Protecting Sea Life
How can you help preserve Hawaii's sea life? Keep a respectful distance from all the marine animals. Don't feed the animals; they have their own diets. Also, put trash in its place to keep the beaches clean and the animals safe.
Protecting Hawaii's Oceans and Reefs
How you can help protect Hawaii's fragile reefs: 1. Don't walk on the reef. 2. Don't dump fish & plants into the ocean. 3. Don't feed the fish. They have their own natural food. 4. Let fish come to you. 5. Never take or pick coral. 6. Put litter in its place. 7. Sterilize and thoroughly clean diving equipment between locations. 8. Don't drag kayaks or surfboards over the reef because it breaks the coral and destroys the ecosystem.
Protecting Hawaii's Low to High Environment
Saving the rainforest isn't just about saving biodiversity. It's about protecting the resources we all depend on. How you can help protect Hawaii's nature reserves: * Brush/clean your boots before you enter a nature preserve to remove seeds and eggs of invasive pests. * Never stray off the trail. Staying on the beaten path helps to protect native plants. It's also safer because many trails in Hawaii have hidden cliffs. * Always bring your own water. Water from streams may look clear but may contain bacteria.
Protecting Hawaii's Low Lands - Local Agriculture
A single infected fruit or a little dirt in a bag with tiny bugs in it can seriously damage Hawaii's agricultural industry and natural communities. This is one of the reasons Hawaii is so strict about controlling how plants and animals are brought into the state.They are also good reasons to respect the rules and declare anything questionable you might be bringing into Hawaii with you.
Dolphin SMART Program

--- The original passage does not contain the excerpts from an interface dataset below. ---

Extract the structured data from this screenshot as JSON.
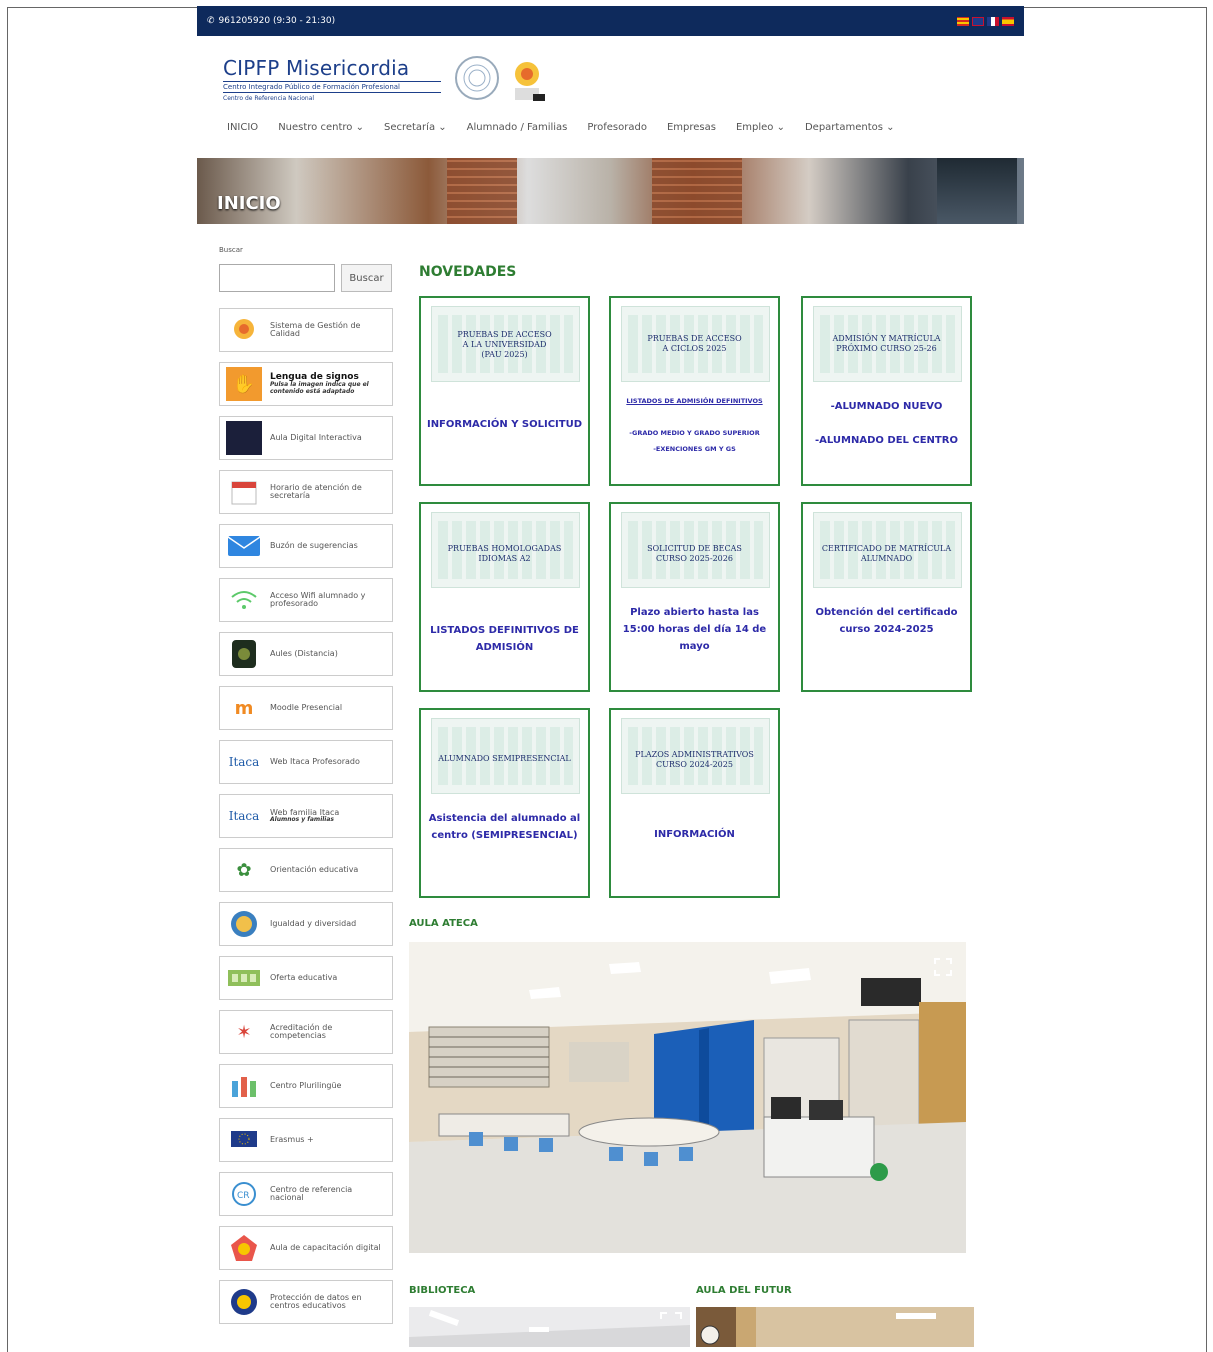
{
  "topbar": {
    "phone": "961205920 (9:30 - 21:30)",
    "flags": [
      "valencian-flag",
      "uk-flag",
      "france-flag",
      "spain-flag"
    ]
  },
  "header": {
    "logo_title": "CIPFP Misericordia",
    "logo_subtitle": "Centro Integrado Público de Formación Profesional",
    "logo_tagline": "Centro de Referencia Nacional"
  },
  "nav": {
    "items": [
      "INICIO",
      "Nuestro centro ⌄",
      "Secretaría ⌄",
      "Alumnado / Familias",
      "Profesorado",
      "Empresas",
      "Empleo ⌄",
      "Departamentos ⌄"
    ]
  },
  "hero": {
    "title": "INICIO"
  },
  "sidebar": {
    "search_label": "Buscar",
    "search_button": "Buscar",
    "items": [
      {
        "label": "Sistema de Gestión de Calidad",
        "icon": "quality-icon"
      },
      {
        "label": "Lengua de signos",
        "note": "Pulsa la imagen indica que el contenido está adaptado",
        "icon": "sign-language-icon"
      },
      {
        "label": "Aula Digital Interactiva",
        "icon": "digital-classroom-icon"
      },
      {
        "label": "Horario de atención de secretaría",
        "icon": "calendar-icon"
      },
      {
        "label": "Buzón de sugerencias",
        "icon": "mail-icon"
      },
      {
        "label": "Acceso Wifi alumnado y profesorado",
        "icon": "wifi-icon"
      },
      {
        "label": "Aules (Distancia)",
        "icon": "aules-icon"
      },
      {
        "label": "Moodle Presencial",
        "icon": "moodle-icon"
      },
      {
        "label": "Web Itaca Profesorado",
        "icon": "itaca-icon"
      },
      {
        "label": "Web familia Itaca",
        "note": "Alumnos y familias",
        "icon": "itaca-family-icon"
      },
      {
        "label": "Orientación educativa",
        "icon": "orientation-icon"
      },
      {
        "label": "Igualdad y diversidad",
        "icon": "equality-icon"
      },
      {
        "label": "Oferta educativa",
        "icon": "education-offer-icon"
      },
      {
        "label": "Acreditación de competencias",
        "icon": "accreditation-icon"
      },
      {
        "label": "Centro Plurilingüe",
        "icon": "plurilingual-icon"
      },
      {
        "label": "Erasmus +",
        "icon": "erasmus-icon"
      },
      {
        "label": "Centro de referencia nacional",
        "icon": "crn-icon"
      },
      {
        "label": "Aula de capacitación digital",
        "icon": "digital-training-icon"
      },
      {
        "label": "Protección de datos en centros educativos",
        "icon": "data-protection-icon"
      }
    ]
  },
  "novedades": {
    "title": "NOVEDADES",
    "cards": [
      {
        "thumb": "PRUEBAS DE ACCESO\nA LA UNIVERSIDAD\n(PAU 2025)",
        "links": [
          "INFORMACIÓN Y SOLICITUD"
        ]
      },
      {
        "thumb": "PRUEBAS DE ACCESO\nA CICLOS 2025",
        "links": [
          "LISTADOS DE ADMISIÓN DEFINITIVOS",
          "-GRADO MEDIO Y GRADO SUPERIOR",
          "-EXENCIONES GM Y GS"
        ]
      },
      {
        "thumb": "ADMISIÓN Y MATRÍCULA\nPRÓXIMO CURSO 25-26",
        "links": [
          "-ALUMNADO NUEVO",
          "-ALUMNADO DEL CENTRO"
        ]
      },
      {
        "thumb": "PRUEBAS HOMOLOGADAS\nIDIOMAS A2",
        "links": [
          "LISTADOS DEFINITIVOS DE ADMISIÓN"
        ]
      },
      {
        "thumb": "SOLICITUD DE BECAS\nCURSO 2025-2026",
        "links": [
          "Plazo abierto hasta las 15:00 horas del día 14 de mayo"
        ]
      },
      {
        "thumb": "CERTIFICADO DE MATRÍCULA\nALUMNADO",
        "links": [
          "Obtención del certificado curso 2024-2025"
        ]
      },
      {
        "thumb": "ALUMNADO SEMIPRESENCIAL",
        "links": [
          "Asistencia del alumnado al centro (SEMIPRESENCIAL)"
        ]
      },
      {
        "thumb": "PLAZOS ADMINISTRATIVOS\nCURSO 2024-2025",
        "links": [
          "INFORMACIÓN"
        ]
      }
    ]
  },
  "sections": {
    "aula_ateca": "AULA ATECA",
    "biblioteca": "BIBLIOTECA",
    "aula_futur": "AULA DEL FUTUR"
  }
}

Dolphin SMART is a partnership program developed by NOAA's Office of National Marine Sanctuaries and National Marine Fisheries Service, the Whale and Dolphin Conservation, and the Dolphin Ecology Project. By choosing to follow Dolphin SMART criteria, businesses demonstrate their support for dolphin conservation. The next time you choose a dolphin tour, do your part and book Dolphin SMART businesses. Look for businesses with Dolphin SMART flags and decals displaying the current year.